(Working data Opens)

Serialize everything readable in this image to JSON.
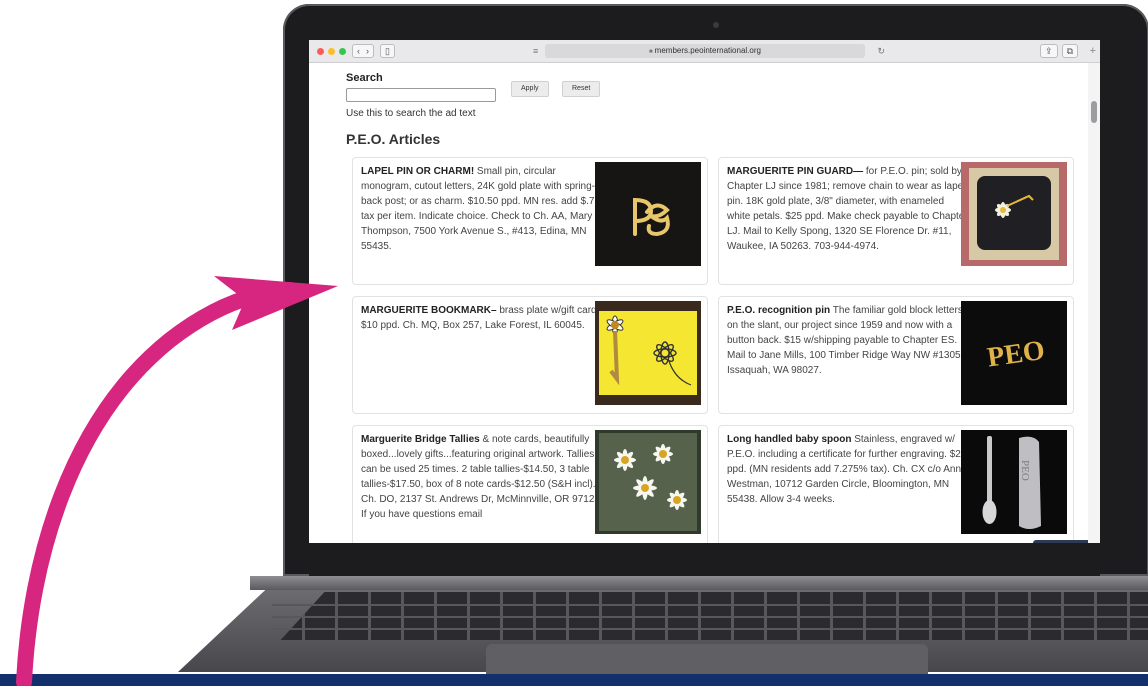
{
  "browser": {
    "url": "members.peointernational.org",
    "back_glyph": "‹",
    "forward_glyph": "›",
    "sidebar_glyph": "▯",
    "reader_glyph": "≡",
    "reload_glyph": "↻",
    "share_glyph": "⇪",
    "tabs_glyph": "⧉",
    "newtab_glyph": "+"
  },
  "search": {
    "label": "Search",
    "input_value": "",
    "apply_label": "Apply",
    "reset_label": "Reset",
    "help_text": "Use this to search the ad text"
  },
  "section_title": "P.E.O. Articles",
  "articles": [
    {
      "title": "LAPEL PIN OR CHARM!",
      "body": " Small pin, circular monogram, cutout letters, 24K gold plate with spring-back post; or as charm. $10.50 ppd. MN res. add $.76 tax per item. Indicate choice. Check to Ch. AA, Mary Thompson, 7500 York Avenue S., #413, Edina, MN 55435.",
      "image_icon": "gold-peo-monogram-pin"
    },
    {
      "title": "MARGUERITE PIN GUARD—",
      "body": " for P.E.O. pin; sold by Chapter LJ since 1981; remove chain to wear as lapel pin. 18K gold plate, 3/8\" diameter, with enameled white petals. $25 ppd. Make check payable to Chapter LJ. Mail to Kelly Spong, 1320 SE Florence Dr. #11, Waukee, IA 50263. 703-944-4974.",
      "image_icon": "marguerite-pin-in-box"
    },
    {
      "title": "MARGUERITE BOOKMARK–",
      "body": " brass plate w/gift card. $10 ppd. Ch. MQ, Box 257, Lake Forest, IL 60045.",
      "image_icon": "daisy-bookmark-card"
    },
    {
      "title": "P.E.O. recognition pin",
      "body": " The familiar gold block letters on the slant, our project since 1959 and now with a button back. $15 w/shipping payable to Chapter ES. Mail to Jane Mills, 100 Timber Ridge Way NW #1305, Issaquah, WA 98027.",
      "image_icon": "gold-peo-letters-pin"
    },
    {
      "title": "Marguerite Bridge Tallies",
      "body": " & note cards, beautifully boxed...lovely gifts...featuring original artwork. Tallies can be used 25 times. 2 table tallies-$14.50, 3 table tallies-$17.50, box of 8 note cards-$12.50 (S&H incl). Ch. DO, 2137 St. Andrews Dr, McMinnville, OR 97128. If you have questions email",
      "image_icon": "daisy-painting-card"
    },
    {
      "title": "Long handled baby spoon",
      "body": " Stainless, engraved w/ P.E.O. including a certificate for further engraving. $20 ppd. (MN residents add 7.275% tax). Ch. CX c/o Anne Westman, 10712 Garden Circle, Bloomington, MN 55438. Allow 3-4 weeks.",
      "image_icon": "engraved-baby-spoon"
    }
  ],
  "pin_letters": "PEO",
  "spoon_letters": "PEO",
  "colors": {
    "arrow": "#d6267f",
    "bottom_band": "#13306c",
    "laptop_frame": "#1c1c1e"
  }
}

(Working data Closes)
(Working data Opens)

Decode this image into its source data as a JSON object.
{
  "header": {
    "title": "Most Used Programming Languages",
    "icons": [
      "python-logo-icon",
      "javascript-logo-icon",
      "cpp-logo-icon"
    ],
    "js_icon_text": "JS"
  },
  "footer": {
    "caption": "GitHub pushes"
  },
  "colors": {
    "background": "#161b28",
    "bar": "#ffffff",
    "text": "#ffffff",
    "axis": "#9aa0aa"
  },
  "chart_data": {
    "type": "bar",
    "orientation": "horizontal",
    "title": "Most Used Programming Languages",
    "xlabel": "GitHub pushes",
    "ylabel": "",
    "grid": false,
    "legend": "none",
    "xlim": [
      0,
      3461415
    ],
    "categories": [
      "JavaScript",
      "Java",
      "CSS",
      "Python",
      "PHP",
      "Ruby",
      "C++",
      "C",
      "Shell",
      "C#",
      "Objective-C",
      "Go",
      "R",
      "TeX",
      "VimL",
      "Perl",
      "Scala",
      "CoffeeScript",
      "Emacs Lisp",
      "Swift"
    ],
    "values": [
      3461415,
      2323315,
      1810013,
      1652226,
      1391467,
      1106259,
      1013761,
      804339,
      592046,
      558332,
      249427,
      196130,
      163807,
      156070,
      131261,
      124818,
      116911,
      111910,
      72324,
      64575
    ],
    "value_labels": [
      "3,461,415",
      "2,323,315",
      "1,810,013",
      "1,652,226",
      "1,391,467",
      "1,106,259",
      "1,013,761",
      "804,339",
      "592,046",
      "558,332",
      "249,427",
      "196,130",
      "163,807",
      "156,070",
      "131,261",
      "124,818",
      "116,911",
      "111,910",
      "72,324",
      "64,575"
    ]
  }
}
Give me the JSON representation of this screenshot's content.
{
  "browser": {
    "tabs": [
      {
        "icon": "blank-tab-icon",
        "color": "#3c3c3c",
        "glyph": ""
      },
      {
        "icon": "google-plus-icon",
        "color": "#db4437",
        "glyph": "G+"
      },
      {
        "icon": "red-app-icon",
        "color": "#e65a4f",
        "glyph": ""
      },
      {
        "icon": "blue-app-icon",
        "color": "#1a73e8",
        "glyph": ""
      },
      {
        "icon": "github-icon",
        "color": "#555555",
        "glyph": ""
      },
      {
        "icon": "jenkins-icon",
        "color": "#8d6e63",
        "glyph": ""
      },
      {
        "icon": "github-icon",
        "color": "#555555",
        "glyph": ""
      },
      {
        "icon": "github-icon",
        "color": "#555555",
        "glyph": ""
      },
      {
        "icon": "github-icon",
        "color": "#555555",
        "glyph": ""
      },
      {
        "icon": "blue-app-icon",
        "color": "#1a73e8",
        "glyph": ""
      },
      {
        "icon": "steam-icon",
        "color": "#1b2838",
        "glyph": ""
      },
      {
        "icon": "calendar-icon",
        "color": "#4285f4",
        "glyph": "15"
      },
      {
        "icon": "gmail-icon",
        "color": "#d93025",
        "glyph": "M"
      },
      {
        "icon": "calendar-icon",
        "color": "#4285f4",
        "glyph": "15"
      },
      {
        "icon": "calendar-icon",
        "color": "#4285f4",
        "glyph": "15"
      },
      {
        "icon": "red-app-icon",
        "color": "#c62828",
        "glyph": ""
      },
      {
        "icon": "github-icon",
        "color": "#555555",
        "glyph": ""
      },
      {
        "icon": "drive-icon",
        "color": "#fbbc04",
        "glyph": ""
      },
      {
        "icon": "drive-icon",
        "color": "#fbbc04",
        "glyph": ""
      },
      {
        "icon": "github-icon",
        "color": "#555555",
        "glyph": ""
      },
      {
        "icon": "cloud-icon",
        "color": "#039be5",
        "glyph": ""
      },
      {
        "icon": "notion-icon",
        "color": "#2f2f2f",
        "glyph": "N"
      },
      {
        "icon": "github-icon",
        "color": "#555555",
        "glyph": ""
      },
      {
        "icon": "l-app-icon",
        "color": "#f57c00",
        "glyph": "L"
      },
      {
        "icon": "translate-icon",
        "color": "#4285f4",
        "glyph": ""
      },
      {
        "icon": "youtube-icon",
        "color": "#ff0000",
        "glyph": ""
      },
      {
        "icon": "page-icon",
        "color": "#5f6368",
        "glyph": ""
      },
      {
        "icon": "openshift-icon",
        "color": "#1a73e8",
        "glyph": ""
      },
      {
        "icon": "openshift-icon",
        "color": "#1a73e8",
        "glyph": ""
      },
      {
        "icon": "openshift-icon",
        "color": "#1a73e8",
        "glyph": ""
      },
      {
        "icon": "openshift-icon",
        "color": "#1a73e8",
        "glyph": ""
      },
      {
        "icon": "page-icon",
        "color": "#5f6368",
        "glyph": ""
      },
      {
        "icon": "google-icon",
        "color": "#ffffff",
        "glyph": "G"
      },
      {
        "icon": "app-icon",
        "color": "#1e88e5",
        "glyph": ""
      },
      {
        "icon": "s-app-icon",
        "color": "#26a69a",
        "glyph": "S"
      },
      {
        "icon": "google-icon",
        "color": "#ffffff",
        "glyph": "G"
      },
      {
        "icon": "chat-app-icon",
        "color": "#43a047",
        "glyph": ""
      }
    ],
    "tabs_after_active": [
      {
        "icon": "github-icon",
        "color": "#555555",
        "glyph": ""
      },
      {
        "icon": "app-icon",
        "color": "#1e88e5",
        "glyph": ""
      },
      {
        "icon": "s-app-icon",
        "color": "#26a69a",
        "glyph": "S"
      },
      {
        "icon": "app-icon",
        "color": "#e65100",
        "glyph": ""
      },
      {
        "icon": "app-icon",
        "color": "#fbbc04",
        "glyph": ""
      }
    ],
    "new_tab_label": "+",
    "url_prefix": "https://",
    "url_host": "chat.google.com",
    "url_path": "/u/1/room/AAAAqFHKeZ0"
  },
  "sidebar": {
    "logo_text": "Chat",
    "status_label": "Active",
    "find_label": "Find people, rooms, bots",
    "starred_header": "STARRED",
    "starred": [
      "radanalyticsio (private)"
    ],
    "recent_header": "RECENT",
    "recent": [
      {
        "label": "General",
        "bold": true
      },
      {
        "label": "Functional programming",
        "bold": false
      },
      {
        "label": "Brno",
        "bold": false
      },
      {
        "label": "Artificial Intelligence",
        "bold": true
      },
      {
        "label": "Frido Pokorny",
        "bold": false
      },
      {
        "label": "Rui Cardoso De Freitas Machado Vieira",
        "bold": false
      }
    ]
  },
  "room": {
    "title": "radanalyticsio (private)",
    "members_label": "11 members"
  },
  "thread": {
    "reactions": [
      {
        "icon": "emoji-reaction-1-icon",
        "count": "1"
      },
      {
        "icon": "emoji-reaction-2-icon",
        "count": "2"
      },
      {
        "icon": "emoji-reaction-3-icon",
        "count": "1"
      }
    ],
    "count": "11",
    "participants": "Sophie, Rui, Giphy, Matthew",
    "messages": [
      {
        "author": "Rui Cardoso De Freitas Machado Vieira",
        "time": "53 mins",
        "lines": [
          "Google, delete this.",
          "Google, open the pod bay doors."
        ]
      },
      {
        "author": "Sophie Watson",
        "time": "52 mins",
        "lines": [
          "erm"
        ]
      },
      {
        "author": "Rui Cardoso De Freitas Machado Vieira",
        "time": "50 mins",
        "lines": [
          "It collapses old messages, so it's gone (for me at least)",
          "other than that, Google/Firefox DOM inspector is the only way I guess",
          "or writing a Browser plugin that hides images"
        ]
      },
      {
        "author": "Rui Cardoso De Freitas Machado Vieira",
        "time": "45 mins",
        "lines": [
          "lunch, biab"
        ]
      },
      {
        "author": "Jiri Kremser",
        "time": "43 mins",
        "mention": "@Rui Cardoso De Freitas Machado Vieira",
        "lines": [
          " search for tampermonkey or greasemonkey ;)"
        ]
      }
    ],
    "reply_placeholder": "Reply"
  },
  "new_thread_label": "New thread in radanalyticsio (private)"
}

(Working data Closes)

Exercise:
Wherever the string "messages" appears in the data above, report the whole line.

Problem solution:
    "messages": [
          "It collapses old messages, so it's gone (for me at least)",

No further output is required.